▸ **REQUIRED WORK**
Everything from the line containing "Output a JSON" to the end of the listing is to be set down exactly, both ends included, and nothing before it.

★ ★ ★

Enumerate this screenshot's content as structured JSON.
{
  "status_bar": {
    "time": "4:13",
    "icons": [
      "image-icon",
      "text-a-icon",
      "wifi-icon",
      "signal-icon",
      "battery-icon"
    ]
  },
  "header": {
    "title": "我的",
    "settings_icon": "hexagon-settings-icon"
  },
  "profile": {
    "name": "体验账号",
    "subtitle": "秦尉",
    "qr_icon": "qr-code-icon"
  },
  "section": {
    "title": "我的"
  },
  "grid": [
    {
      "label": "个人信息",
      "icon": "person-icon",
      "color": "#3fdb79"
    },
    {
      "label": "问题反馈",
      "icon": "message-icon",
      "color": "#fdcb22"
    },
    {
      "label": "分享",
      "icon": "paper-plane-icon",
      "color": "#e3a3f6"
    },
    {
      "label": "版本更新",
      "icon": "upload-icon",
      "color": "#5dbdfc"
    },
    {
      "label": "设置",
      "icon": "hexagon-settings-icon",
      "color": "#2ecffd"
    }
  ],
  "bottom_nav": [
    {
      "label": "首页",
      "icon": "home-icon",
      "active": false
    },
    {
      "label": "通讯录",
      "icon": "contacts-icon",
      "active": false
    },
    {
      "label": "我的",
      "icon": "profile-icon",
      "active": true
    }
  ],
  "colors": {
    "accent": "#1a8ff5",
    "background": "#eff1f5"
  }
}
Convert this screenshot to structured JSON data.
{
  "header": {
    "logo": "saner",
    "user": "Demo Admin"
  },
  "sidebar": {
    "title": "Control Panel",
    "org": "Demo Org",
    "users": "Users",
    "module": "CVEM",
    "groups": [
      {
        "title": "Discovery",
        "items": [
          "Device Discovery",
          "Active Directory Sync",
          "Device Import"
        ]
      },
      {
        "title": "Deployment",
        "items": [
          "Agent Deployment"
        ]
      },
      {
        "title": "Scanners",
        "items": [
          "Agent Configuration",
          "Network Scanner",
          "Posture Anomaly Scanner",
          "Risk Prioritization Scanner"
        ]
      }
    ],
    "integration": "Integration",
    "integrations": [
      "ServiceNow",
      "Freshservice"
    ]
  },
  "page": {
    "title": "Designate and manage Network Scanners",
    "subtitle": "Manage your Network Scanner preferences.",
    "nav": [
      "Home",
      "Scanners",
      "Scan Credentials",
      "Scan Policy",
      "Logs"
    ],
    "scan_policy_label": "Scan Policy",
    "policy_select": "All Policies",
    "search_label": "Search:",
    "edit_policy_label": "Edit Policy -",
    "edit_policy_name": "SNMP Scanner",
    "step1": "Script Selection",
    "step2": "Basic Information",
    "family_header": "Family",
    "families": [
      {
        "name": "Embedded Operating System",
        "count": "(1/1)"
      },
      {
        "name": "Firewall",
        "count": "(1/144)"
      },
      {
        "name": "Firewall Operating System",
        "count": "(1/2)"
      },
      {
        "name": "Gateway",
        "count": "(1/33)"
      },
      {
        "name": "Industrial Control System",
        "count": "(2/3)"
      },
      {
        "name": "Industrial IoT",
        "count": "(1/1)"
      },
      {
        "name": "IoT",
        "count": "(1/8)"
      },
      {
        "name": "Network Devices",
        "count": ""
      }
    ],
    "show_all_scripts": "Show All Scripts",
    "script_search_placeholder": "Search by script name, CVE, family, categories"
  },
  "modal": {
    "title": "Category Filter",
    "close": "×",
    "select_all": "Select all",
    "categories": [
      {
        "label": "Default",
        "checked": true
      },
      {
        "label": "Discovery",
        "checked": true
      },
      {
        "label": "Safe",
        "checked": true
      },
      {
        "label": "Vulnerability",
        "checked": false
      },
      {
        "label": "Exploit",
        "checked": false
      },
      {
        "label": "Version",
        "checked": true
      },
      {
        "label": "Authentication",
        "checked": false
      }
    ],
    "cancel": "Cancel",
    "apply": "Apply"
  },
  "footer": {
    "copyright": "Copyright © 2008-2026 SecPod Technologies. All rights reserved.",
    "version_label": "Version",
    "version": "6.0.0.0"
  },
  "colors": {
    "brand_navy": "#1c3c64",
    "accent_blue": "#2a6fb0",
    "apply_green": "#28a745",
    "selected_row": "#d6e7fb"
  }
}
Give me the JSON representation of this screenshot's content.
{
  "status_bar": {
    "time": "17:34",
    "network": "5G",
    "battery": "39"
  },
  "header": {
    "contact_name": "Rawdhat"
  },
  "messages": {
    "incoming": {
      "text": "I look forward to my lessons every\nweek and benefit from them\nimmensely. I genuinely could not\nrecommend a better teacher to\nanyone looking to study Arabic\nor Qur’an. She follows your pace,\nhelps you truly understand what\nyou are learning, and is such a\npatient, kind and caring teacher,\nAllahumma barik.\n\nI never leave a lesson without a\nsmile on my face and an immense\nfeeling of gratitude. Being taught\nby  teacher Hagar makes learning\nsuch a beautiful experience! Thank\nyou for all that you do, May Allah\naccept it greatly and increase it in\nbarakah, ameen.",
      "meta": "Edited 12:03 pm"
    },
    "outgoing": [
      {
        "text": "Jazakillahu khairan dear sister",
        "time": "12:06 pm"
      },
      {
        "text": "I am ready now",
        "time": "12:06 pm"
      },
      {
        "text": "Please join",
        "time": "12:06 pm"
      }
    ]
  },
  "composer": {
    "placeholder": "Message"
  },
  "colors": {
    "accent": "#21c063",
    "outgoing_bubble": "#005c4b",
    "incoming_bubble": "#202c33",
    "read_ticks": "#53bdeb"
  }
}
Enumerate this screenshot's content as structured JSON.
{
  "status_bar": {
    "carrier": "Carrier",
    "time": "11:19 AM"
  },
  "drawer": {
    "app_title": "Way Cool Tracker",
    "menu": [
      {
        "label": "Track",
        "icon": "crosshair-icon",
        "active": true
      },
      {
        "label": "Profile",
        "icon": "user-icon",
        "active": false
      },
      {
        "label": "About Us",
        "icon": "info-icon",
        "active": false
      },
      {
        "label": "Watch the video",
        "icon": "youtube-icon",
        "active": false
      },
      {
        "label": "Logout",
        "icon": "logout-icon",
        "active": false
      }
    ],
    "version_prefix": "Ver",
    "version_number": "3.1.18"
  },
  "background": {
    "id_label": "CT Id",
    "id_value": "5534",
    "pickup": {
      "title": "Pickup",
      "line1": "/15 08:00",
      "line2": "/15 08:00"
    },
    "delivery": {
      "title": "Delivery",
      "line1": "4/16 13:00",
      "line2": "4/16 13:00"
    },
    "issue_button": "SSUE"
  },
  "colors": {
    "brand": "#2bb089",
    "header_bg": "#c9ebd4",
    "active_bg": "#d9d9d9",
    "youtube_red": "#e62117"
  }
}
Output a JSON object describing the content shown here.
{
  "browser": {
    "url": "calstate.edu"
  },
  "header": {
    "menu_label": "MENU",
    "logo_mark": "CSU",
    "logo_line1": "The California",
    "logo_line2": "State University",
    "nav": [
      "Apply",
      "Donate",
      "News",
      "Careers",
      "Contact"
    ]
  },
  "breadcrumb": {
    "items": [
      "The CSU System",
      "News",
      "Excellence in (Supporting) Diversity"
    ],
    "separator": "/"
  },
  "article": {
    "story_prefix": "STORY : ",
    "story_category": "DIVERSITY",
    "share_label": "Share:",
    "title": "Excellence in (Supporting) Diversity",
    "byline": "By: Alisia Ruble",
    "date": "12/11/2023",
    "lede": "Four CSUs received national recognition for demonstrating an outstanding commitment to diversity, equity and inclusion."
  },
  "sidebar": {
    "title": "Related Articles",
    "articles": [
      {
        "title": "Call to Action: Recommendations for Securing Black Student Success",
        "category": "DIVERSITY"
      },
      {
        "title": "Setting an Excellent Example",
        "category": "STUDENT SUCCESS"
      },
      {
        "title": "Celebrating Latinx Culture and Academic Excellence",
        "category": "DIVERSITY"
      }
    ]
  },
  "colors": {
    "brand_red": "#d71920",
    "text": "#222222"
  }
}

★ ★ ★

▸ **RESPONSE TO THE EXERCISE**
Output a JSON object describing the content shown here.
{
  "browser": {
    "url": "calstate.edu"
  },
  "header": {
    "menu_label": "MENU",
    "logo_mark": "CSU",
    "logo_line1": "The California",
    "logo_line2": "State University",
    "nav": [
      "Apply",
      "Donate",
      "News",
      "Careers",
      "Contact"
    ]
  },
  "breadcrumb": {
    "items": [
      "The CSU System",
      "News",
      "Excellence in (Supporting) Diversity"
    ],
    "separator": "/"
  },
  "article": {
    "story_prefix": "STORY : ",
    "story_category": "DIVERSITY",
    "share_label": "Share:",
    "title": "Excellence in (Supporting) Diversity",
    "byline": "By: Alisia Ruble",
    "date": "12/11/2023",
    "lede": "Four CSUs received national recognition for demonstrating an outstanding commitment to diversity, equity and inclusion."
  },
  "sidebar": {
    "title": "Related Articles",
    "articles": [
      {
        "title": "Call to Action: Recommendations for Securing Black Student Success",
        "category": "DIVERSITY"
      },
      {
        "title": "Setting an Excellent Example",
        "category": "STUDENT SUCCESS"
      },
      {
        "title": "Celebrating Latinx Culture and Academic Excellence",
        "category": "DIVERSITY"
      }
    ]
  },
  "colors": {
    "brand_red": "#d71920",
    "text": "#222222"
  }
}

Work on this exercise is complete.